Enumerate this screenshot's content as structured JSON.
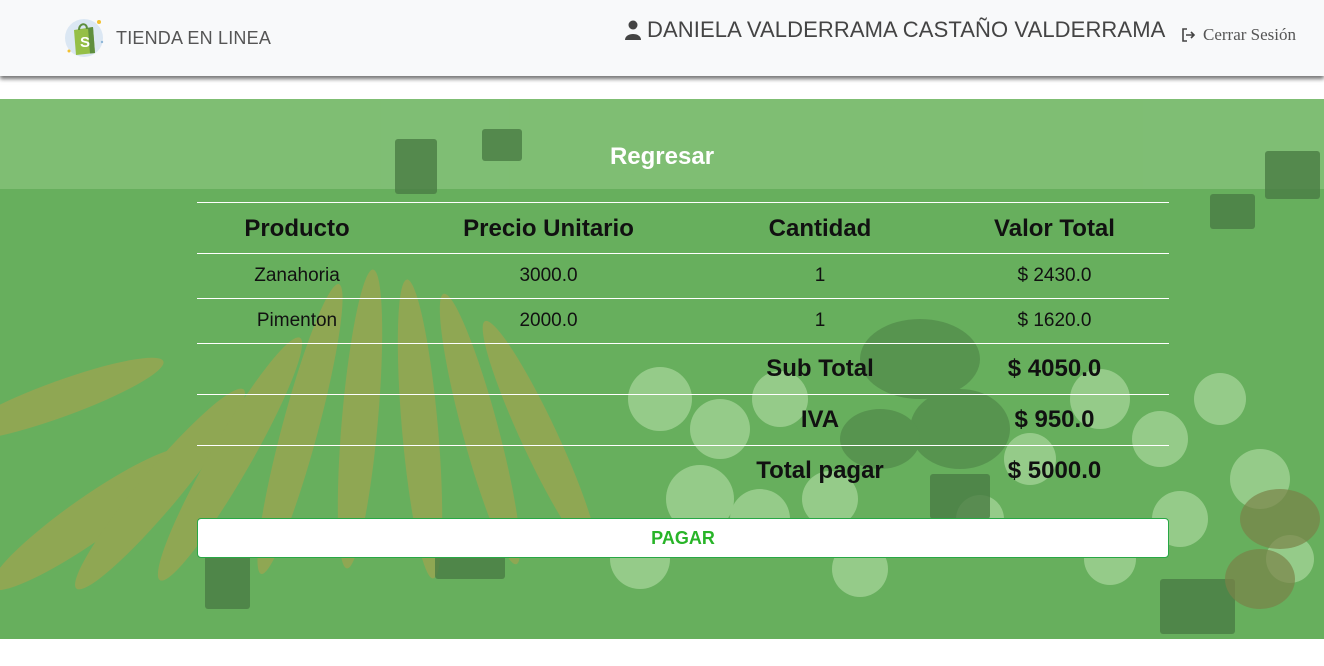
{
  "navbar": {
    "brand": "TIENDA EN LINEA",
    "user_name": "DANIELA VALDERRAMA CASTAÑO VALDERRAMA",
    "logout_label": "Cerrar Sesión"
  },
  "main": {
    "back_label": "Regresar",
    "table": {
      "headers": [
        "Producto",
        "Precio Unitario",
        "Cantidad",
        "Valor Total"
      ],
      "rows": [
        {
          "producto": "Zanahoria",
          "precio": "3000.0",
          "cantidad": "1",
          "total": "$ 2430.0"
        },
        {
          "producto": "Pimenton",
          "precio": "2000.0",
          "cantidad": "1",
          "total": "$ 1620.0"
        }
      ],
      "summary": {
        "subtotal_label": "Sub Total",
        "subtotal_value": "$ 4050.0",
        "iva_label": "IVA",
        "iva_value": "$ 950.0",
        "total_label": "Total pagar",
        "total_value": "$ 5000.0"
      }
    },
    "pay_label": "PAGAR"
  },
  "colors": {
    "accent": "#28a745",
    "overlay_green": "#6ebe64",
    "navbar_bg": "#f8f9fa"
  },
  "icons": [
    "shopify-bag-icon",
    "user-icon",
    "sign-out-icon"
  ]
}
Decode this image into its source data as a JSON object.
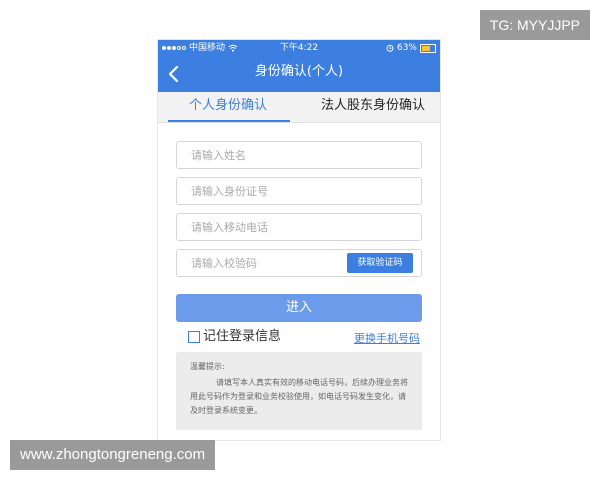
{
  "statusbar": {
    "carrier": "中国移动",
    "time": "下午4:22",
    "battery_text": "63%",
    "battery_level": 0.63,
    "colors": {
      "bar": "#3d7fe0",
      "battery": "#f5c542"
    }
  },
  "navbar": {
    "title": "身份确认(个人)",
    "back_icon": "chevron-left-icon"
  },
  "tabs": [
    {
      "label": "个人身份确认",
      "active": true
    },
    {
      "label": "法人股东身份确认",
      "active": false
    }
  ],
  "form": {
    "name_placeholder": "请输入姓名",
    "id_placeholder": "请输入身份证号",
    "phone_placeholder": "请输入移动电话",
    "code_placeholder": "请输入校验码",
    "get_code_label": "获取验证码",
    "submit_label": "进入",
    "remember_label": "记住登录信息",
    "remember_checked": false,
    "change_phone_label": "更换手机号码"
  },
  "notice": {
    "title": "温馨提示:",
    "body": "请填写本人真实有效的移动电话号码，后续办理业务将用此号码作为登录和业务校验使用，如电话号码发生变化，请及时登录系统变更。"
  },
  "watermarks": {
    "tg": "TG: MYYJJPP",
    "site": "www.zhongtongreneng.com"
  },
  "accent_color": "#3d7fe0"
}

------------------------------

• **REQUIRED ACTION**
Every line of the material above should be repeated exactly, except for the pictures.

• **SOLUTION TO THE EXERCISE**
Enumerate this screenshot's content as structured JSON.
{
  "navbar": {
    "brand": "TIENDA EN LINEA",
    "user_name": "DANIELA VALDERRAMA CASTAÑO VALDERRAMA",
    "logout_label": "Cerrar Sesión"
  },
  "main": {
    "back_label": "Regresar",
    "table": {
      "headers": [
        "Producto",
        "Precio Unitario",
        "Cantidad",
        "Valor Total"
      ],
      "rows": [
        {
          "producto": "Zanahoria",
          "precio": "3000.0",
          "cantidad": "1",
          "total": "$ 2430.0"
        },
        {
          "producto": "Pimenton",
          "precio": "2000.0",
          "cantidad": "1",
          "total": "$ 1620.0"
        }
      ],
      "summary": {
        "subtotal_label": "Sub Total",
        "subtotal_value": "$ 4050.0",
        "iva_label": "IVA",
        "iva_value": "$ 950.0",
        "total_label": "Total pagar",
        "total_value": "$ 5000.0"
      }
    },
    "pay_label": "PAGAR"
  },
  "colors": {
    "accent": "#28a745",
    "overlay_green": "#6ebe64",
    "navbar_bg": "#f8f9fa"
  },
  "icons": [
    "shopify-bag-icon",
    "user-icon",
    "sign-out-icon"
  ]
}
Decode this image into its source data as a JSON object.
{
  "statusbar": {
    "carrier": "中国移动",
    "time": "下午4:22",
    "battery_text": "63%",
    "battery_level": 0.63,
    "colors": {
      "bar": "#3d7fe0",
      "battery": "#f5c542"
    }
  },
  "navbar": {
    "title": "身份确认(个人)",
    "back_icon": "chevron-left-icon"
  },
  "tabs": [
    {
      "label": "个人身份确认",
      "active": true
    },
    {
      "label": "法人股东身份确认",
      "active": false
    }
  ],
  "form": {
    "name_placeholder": "请输入姓名",
    "id_placeholder": "请输入身份证号",
    "phone_placeholder": "请输入移动电话",
    "code_placeholder": "请输入校验码",
    "get_code_label": "获取验证码",
    "submit_label": "进入",
    "remember_label": "记住登录信息",
    "remember_checked": false,
    "change_phone_label": "更换手机号码"
  },
  "notice": {
    "title": "温馨提示:",
    "body": "请填写本人真实有效的移动电话号码，后续办理业务将用此号码作为登录和业务校验使用，如电话号码发生变化，请及时登录系统变更。"
  },
  "watermarks": {
    "tg": "TG: MYYJJPP",
    "site": "www.zhongtongreneng.com"
  },
  "accent_color": "#3d7fe0"
}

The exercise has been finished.